Work task ▸ Your answer should consist of every line from the records that holds the string "Numbers".
━━━━━ Dataset records ━━━━━
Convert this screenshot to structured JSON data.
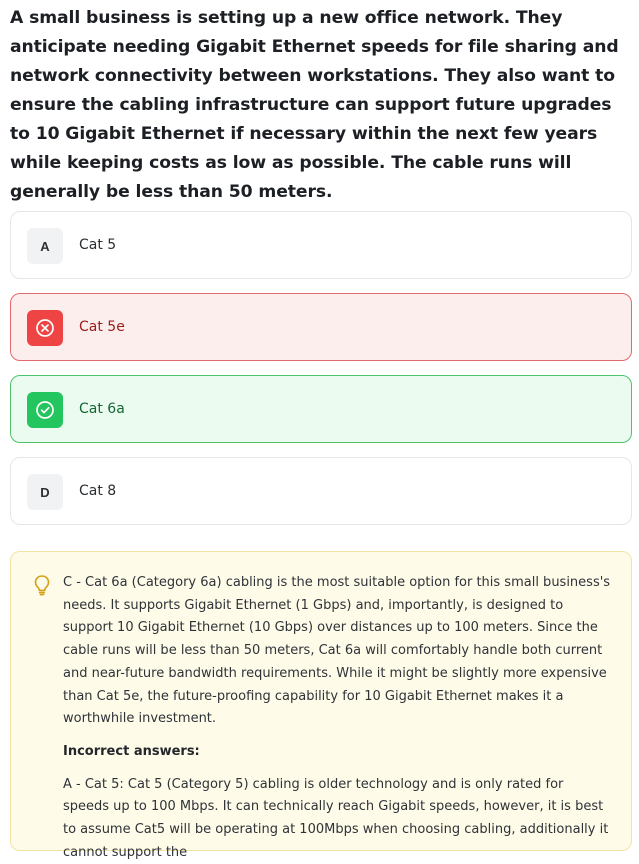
{
  "question": {
    "text": "A small business is setting up a new office network. They anticipate needing Gigabit Ethernet speeds for file sharing and network connectivity between workstations. They also want to ensure the cabling infrastructure can support future upgrades to 10 Gigabit Ethernet if necessary within the next few years while keeping costs as low as possible. The cable runs will generally be less than 50 meters."
  },
  "options": [
    {
      "letter": "A",
      "label": "Cat 5",
      "state": "neutral"
    },
    {
      "letter": "",
      "label": "Cat 5e",
      "state": "incorrect",
      "icon": "x-circle-icon"
    },
    {
      "letter": "",
      "label": "Cat 6a",
      "state": "correct",
      "icon": "check-circle-icon"
    },
    {
      "letter": "D",
      "label": "Cat 8",
      "state": "neutral"
    }
  ],
  "explanation": {
    "icon": "lightbulb-icon",
    "main": "C - Cat 6a (Category 6a) cabling is the most suitable option for this small business's needs. It supports Gigabit Ethernet (1 Gbps) and, importantly, is designed to support 10 Gigabit Ethernet (10 Gbps) over distances up to 100 meters. Since the cable runs will be less than 50 meters, Cat 6a will comfortably handle both current and near-future bandwidth requirements. While it might be slightly more expensive than Cat 5e, the future-proofing capability for 10 Gigabit Ethernet makes it a worthwhile investment.",
    "incorrect_heading": "Incorrect answers:",
    "incorrect_a": "A - Cat 5: Cat 5 (Category 5) cabling is older technology and is only rated for speeds up to 100 Mbps. It can technically reach Gigabit speeds, however, it is best to assume Cat5 will be operating at 100Mbps when choosing cabling, additionally it cannot support the"
  },
  "colors": {
    "incorrect_accent": "#ef4444",
    "incorrect_bg": "#fdeeee",
    "correct_accent": "#22c55e",
    "correct_bg": "#ecfbf0",
    "explanation_bg": "#fefbe9",
    "bulb": "#d4a017"
  }
}
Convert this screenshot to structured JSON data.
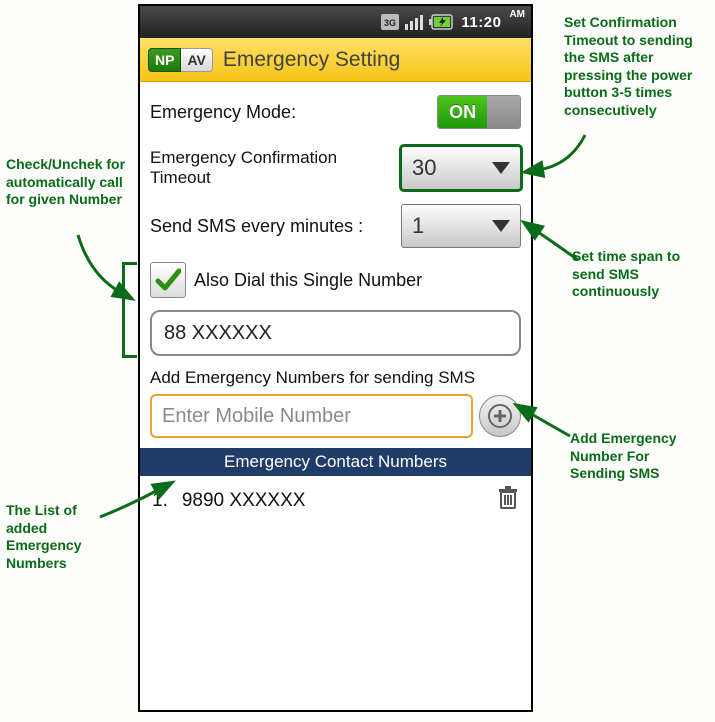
{
  "status": {
    "time": "11:20",
    "ampm": "AM"
  },
  "titlebar": {
    "np": "NP",
    "av": "AV",
    "title": "Emergency Setting"
  },
  "settings": {
    "mode_label": "Emergency Mode:",
    "mode_on": "ON",
    "timeout_label": "Emergency Confirmation Timeout",
    "timeout_value": "30",
    "interval_label": "Send SMS every minutes :",
    "interval_value": "1",
    "dial_checkbox_label": "Also Dial this Single Number",
    "dial_checked": true,
    "dial_number": "88 XXXXXX",
    "add_label": "Add Emergency Numbers for sending SMS",
    "add_placeholder": "Enter Mobile Number",
    "list_header": "Emergency Contact Numbers",
    "list": [
      {
        "idx": "1.",
        "number": "9890 XXXXXX"
      }
    ]
  },
  "annotations": {
    "timeout": "Set Confirmation Timeout to sending the SMS after pressing the power button 3-5 times consecutively",
    "interval": "Set time span to send SMS continuously",
    "dial": "Check/Unchek for automatically call for given Number",
    "add": "Add Emergency Number For Sending SMS",
    "list": "The List of added Emergency Numbers"
  }
}
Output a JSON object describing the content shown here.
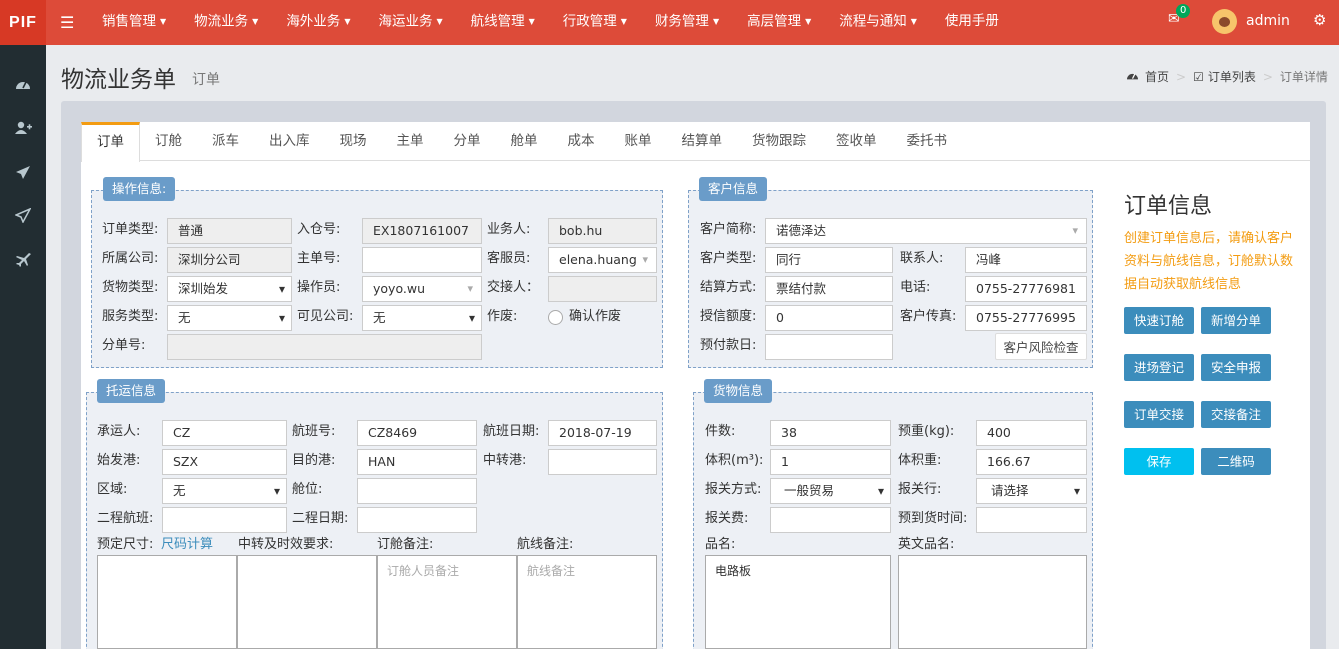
{
  "topbar": {
    "logo": "PIF",
    "menu": [
      "销售管理",
      "物流业务",
      "海外业务",
      "海运业务",
      "航线管理",
      "行政管理",
      "财务管理",
      "高层管理",
      "流程与通知",
      "使用手册"
    ],
    "mail_badge": "0",
    "username": "admin",
    "colors": {
      "bar": "#dd4b39",
      "sidebar": "#222d32",
      "accent": "#3c8dbc"
    }
  },
  "sidebar": {
    "icons": [
      "dashboard-icon",
      "add-user-icon",
      "send-icon",
      "send-outline-icon",
      "plane-icon"
    ]
  },
  "page": {
    "title": "物流业务单",
    "subtitle": "订单",
    "breadcrumb": {
      "home": "首页",
      "list": "订单列表",
      "current": "订单详情"
    }
  },
  "tabs": [
    "订单",
    "订舱",
    "派车",
    "出入库",
    "现场",
    "主单",
    "分单",
    "舱单",
    "成本",
    "账单",
    "结算单",
    "货物跟踪",
    "签收单",
    "委托书"
  ],
  "operation": {
    "legend": "操作信息:",
    "order_type_label": "订单类型:",
    "order_type": "普通",
    "warehouse_no_label": "入仓号:",
    "warehouse_no": "EX1807161007",
    "salesman_label": "业务人:",
    "salesman": "bob.hu",
    "company_label": "所属公司:",
    "company": "深圳分公司",
    "master_no_label": "主单号:",
    "master_no": "",
    "cs_label": "客服员:",
    "cs": "elena.huang",
    "cargo_type_label": "货物类型:",
    "cargo_type": "深圳始发",
    "operator_label": "操作员:",
    "operator": "yoyo.wu",
    "handover_label": "交接人：",
    "handover": "",
    "service_type_label": "服务类型:",
    "service_type": "无",
    "visible_company_label": "可见公司:",
    "visible_company": "无",
    "void_label": "作废:",
    "void_option": "确认作废",
    "sub_no_label": "分单号:",
    "sub_no": ""
  },
  "customer": {
    "legend": "客户信息",
    "short_name_label": "客户简称:",
    "short_name": "诺德泽达",
    "type_label": "客户类型:",
    "type": "同行",
    "contact_label": "联系人:",
    "contact": "冯峰",
    "settle_label": "结算方式:",
    "settle": "票结付款",
    "phone_label": "电话:",
    "phone": "0755-27776981",
    "credit_label": "授信额度:",
    "credit": "0",
    "fax_label": "客户传真:",
    "fax": "0755-27776995",
    "prepay_label": "预付款日:",
    "prepay": "",
    "risk_button": "客户风险检查"
  },
  "shipping": {
    "legend": "托运信息",
    "carrier_label": "承运人:",
    "carrier": "CZ",
    "flight_label": "航班号:",
    "flight": "CZ8469",
    "flight_date_label": "航班日期:",
    "flight_date": "2018-07-19",
    "origin_label": "始发港:",
    "origin": "SZX",
    "dest_label": "目的港:",
    "dest": "HAN",
    "transit_label": "中转港:",
    "transit": "",
    "region_label": "区域:",
    "region": "无",
    "cabin_label": "舱位:",
    "cabin": "",
    "second_flight_label": "二程航班:",
    "second_flight": "",
    "second_date_label": "二程日期:",
    "second_date": "",
    "size_label": "预定尺寸:",
    "size_link": "尺码计算",
    "transit_req_label": "中转及时效要求:",
    "booking_note_label": "订舱备注:",
    "booking_note_placeholder": "订舱人员备注",
    "route_note_label": "航线备注:",
    "route_note_placeholder": "航线备注"
  },
  "cargo": {
    "legend": "货物信息",
    "pieces_label": "件数:",
    "pieces": "38",
    "weight_label": "预重(kg):",
    "weight": "400",
    "volume_label": "体积(m³):",
    "volume": "1",
    "vol_weight_label": "体积重:",
    "vol_weight": "166.67",
    "customs_mode_label": "报关方式:",
    "customs_mode": "一般贸易",
    "broker_label": "报关行:",
    "broker": "请选择",
    "customs_fee_label": "报关费:",
    "customs_fee": "",
    "arrival_label": "预到货时间:",
    "arrival": "",
    "name_label": "品名:",
    "name": "电路板",
    "en_name_label": "英文品名:",
    "en_name": ""
  },
  "side_info": {
    "title": "订单信息",
    "desc": "创建订单信息后，请确认客户资料与航线信息，订舱默认数据自动获取航线信息",
    "buttons": [
      "快速订舱",
      "新增分单",
      "进场登记",
      "安全申报",
      "订单交接",
      "交接备注",
      "保存",
      "二维码"
    ]
  }
}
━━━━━
Exercise solution ▸
    "add_label": "Add Emergency Numbers for sending SMS",
    "list_header": "Emergency Contact Numbers",
    "list": "The List of added Emergency Numbers"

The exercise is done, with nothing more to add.